What the task asks:
Give the data again exactly as written, without any of its pictures.

Available data:
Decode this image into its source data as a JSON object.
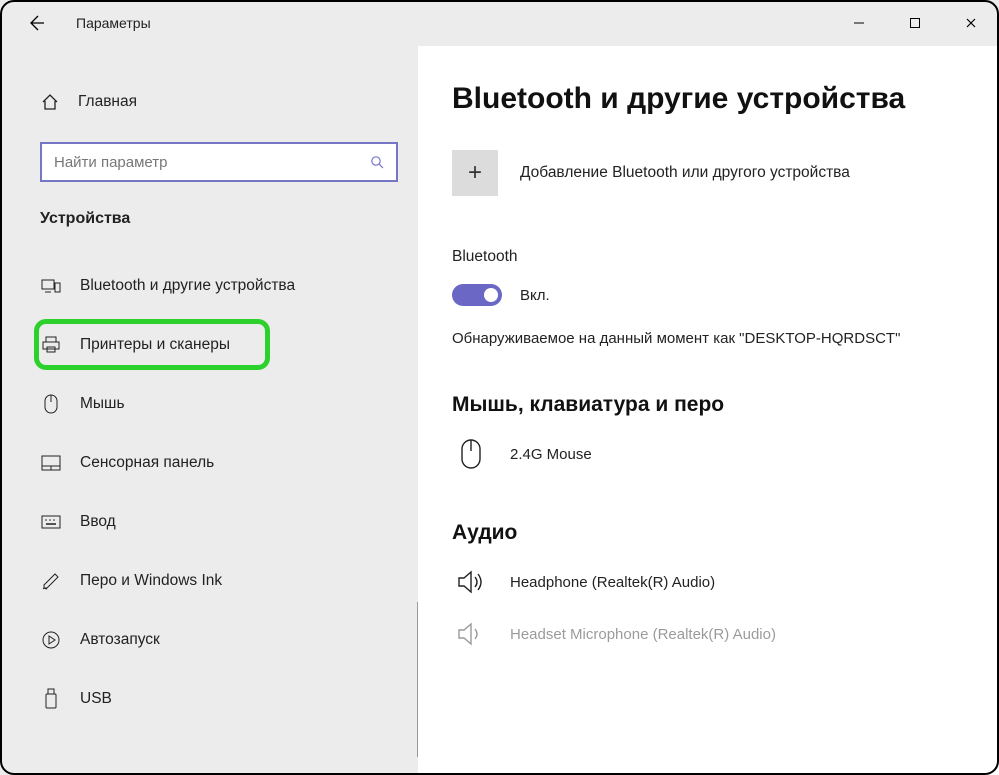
{
  "titlebar": {
    "app_title": "Параметры"
  },
  "sidebar": {
    "home_label": "Главная",
    "search_placeholder": "Найти параметр",
    "category": "Устройства",
    "items": [
      {
        "label": "Bluetooth и другие устройства"
      },
      {
        "label": "Принтеры и сканеры"
      },
      {
        "label": "Мышь"
      },
      {
        "label": "Сенсорная панель"
      },
      {
        "label": "Ввод"
      },
      {
        "label": "Перо и Windows Ink"
      },
      {
        "label": "Автозапуск"
      },
      {
        "label": "USB"
      }
    ]
  },
  "main": {
    "title": "Bluetooth и другие устройства",
    "add_label": "Добавление Bluetooth или другого устройства",
    "bt_section": "Bluetooth",
    "toggle_state": "Вкл.",
    "discoverable_text": "Обнаруживаемое на данный момент как \"DESKTOP-HQRDSCT\"",
    "mouse_section": "Мышь, клавиатура и перо",
    "mouse_device": "2.4G Mouse",
    "audio_section": "Аудио",
    "audio_device1": "Headphone (Realtek(R) Audio)",
    "audio_device2": "Headset Microphone (Realtek(R) Audio)"
  }
}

Result of this task:
Decode this image into its source data as a JSON object.
{
  "titlebar": {
    "app_title": "Параметры"
  },
  "sidebar": {
    "home_label": "Главная",
    "search_placeholder": "Найти параметр",
    "category": "Устройства",
    "items": [
      {
        "label": "Bluetooth и другие устройства"
      },
      {
        "label": "Принтеры и сканеры"
      },
      {
        "label": "Мышь"
      },
      {
        "label": "Сенсорная панель"
      },
      {
        "label": "Ввод"
      },
      {
        "label": "Перо и Windows Ink"
      },
      {
        "label": "Автозапуск"
      },
      {
        "label": "USB"
      }
    ]
  },
  "main": {
    "title": "Bluetooth и другие устройства",
    "add_label": "Добавление Bluetooth или другого устройства",
    "bt_section": "Bluetooth",
    "toggle_state": "Вкл.",
    "discoverable_text": "Обнаруживаемое на данный момент как \"DESKTOP-HQRDSCT\"",
    "mouse_section": "Мышь, клавиатура и перо",
    "mouse_device": "2.4G Mouse",
    "audio_section": "Аудио",
    "audio_device1": "Headphone (Realtek(R) Audio)",
    "audio_device2": "Headset Microphone (Realtek(R) Audio)"
  }
}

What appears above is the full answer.